All the loopers featured here are of the very best quality - each does slightly different things but I don't think anyone would be disappointed with any of these. The Boomerang is rather larger - which may count against it, while the Infinity looper tends to be the one that is most favoured by gigging professionals. The EHX 22500 is probably the most suitable for home and studio experimentation.
When I did my piece on double-tracking - there were really just 6 pedals that closely fit the bill - and only one large one - the highly versatile and full-featured EHX Stereo PolyChorus. Of course my recommendation throughout has been the compact TCE Mimiq which is one of my favourite pedals and I really would not want to be without.
The 3 classic big box / workstation solutions are Modulation, Delay and Reverb - as exemplified by Boss, Eventide and Strymon - with Electro-Harmonix, Empress and Source Audio covering much of that ground too.
The current holy grail is for a full-featured overdrive | distortion | fuzz - all-in-one pedal. The only one that has come close to date is the Elektron Analog Drive - with its 8 original analogue circuits. I feel you need the analogue components for all those great fuzzy distortion artefacts and textures - which are really difficult to achieve fully authentically with just digital processing. There are some great full-featured DSP pedals out there - like the Positive Grid Bias Distortion - which I find a little clunky overall, and not as neat a solution as the Analog Drive - which in itself is a little on the large side - and as I reported, does not sufficiently closely reach my favourite tones.

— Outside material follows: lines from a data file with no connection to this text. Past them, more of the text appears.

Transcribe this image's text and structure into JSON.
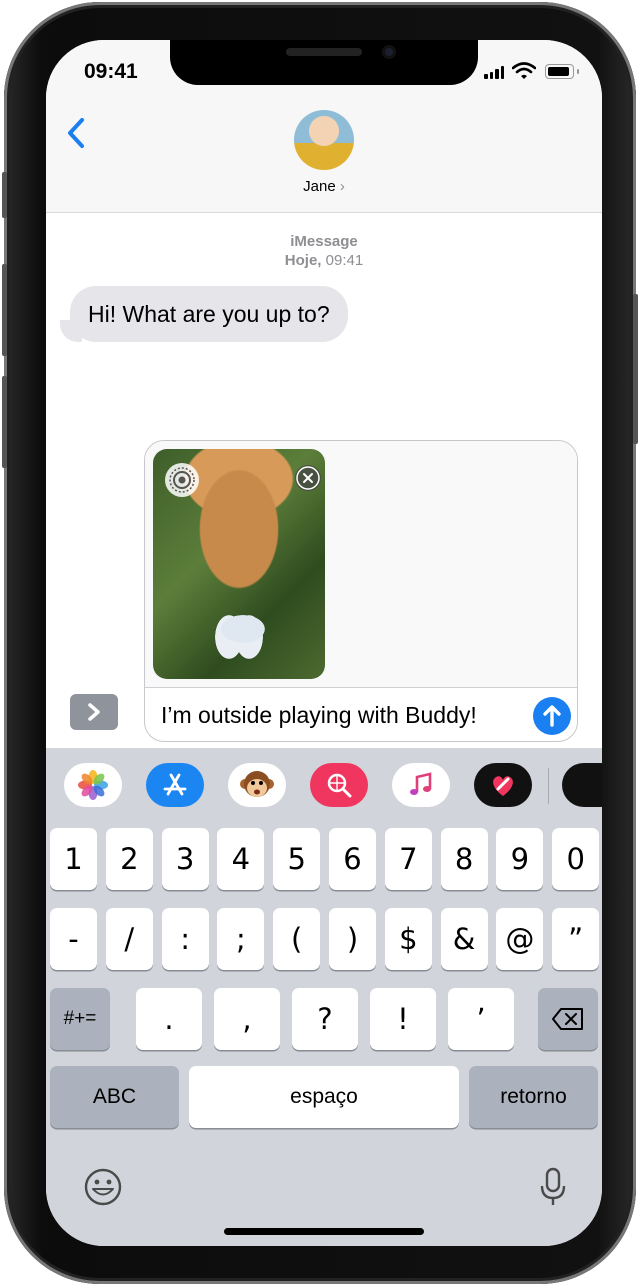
{
  "status_bar": {
    "time": "09:41"
  },
  "header": {
    "back_icon": "chevron-left-icon",
    "contact_name": "Jane",
    "contact_chevron": "›"
  },
  "conversation": {
    "service": "iMessage",
    "timestamp_day": "Hoje,",
    "timestamp_time": "09:41",
    "messages": [
      {
        "from": "Jane",
        "text": "Hi! What are you up to?"
      }
    ]
  },
  "compose": {
    "attachment_icons": {
      "live": "live-photo-icon",
      "remove": "remove-attachment-icon"
    },
    "text": "I’m outside playing with Buddy!",
    "send_icon": "send-arrow-icon",
    "expand_icon": "chevron-right-icon"
  },
  "app_strip": [
    {
      "name": "photos-app-icon"
    },
    {
      "name": "app-store-icon"
    },
    {
      "name": "animoji-icon"
    },
    {
      "name": "images-search-icon"
    },
    {
      "name": "music-icon"
    },
    {
      "name": "digital-touch-icon"
    },
    {
      "name": "more-apps-icon"
    }
  ],
  "keyboard": {
    "row1": [
      "1",
      "2",
      "3",
      "4",
      "5",
      "6",
      "7",
      "8",
      "9",
      "0"
    ],
    "row2": [
      "-",
      "/",
      ":",
      ";",
      "(",
      ")",
      "$",
      "&",
      "@",
      "”"
    ],
    "row3": [
      "#+=",
      ".",
      ",",
      "?",
      "!",
      "’"
    ],
    "row4": [
      "ABC",
      "espaço",
      "retorno"
    ],
    "delete_icon": "backspace-icon",
    "emoji_icon": "emoji-icon",
    "dictation_icon": "microphone-icon"
  },
  "colors": {
    "accent": "#1a7ff0",
    "bubble_incoming": "#e5e5ea",
    "keyboard_bg": "#d1d4da"
  }
}
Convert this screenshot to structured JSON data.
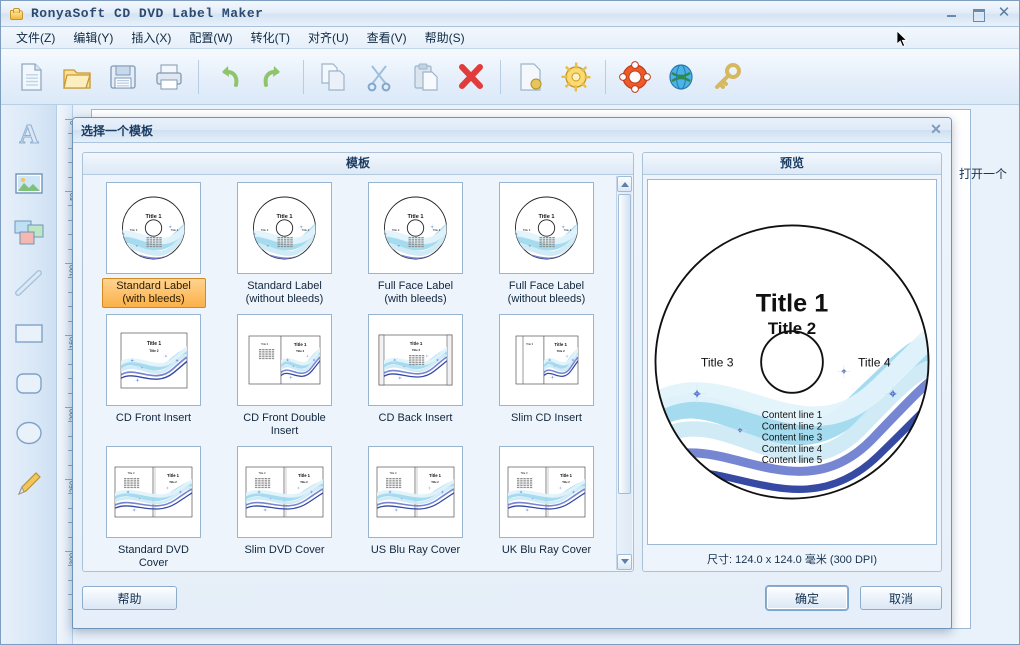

Until I find a pedal which can fully replace more than half of my now 16 or so core overdrive, distortion and fuzz pedals - it won't really be worthwhile. I am sure we will get their eventually, just not clear on the timescale. As with everything in guitar effects - it depends on how much variety and versatility you want from a particular effect or selection of effects. There is so much you can do with smart frequency modulation that the sky is totally the limit, and I have not even touched on the the really huge studio-console-alike effects boards which take you into a whole other category of signal processing - like Glou Glou and the Elektron Octatrack and the like.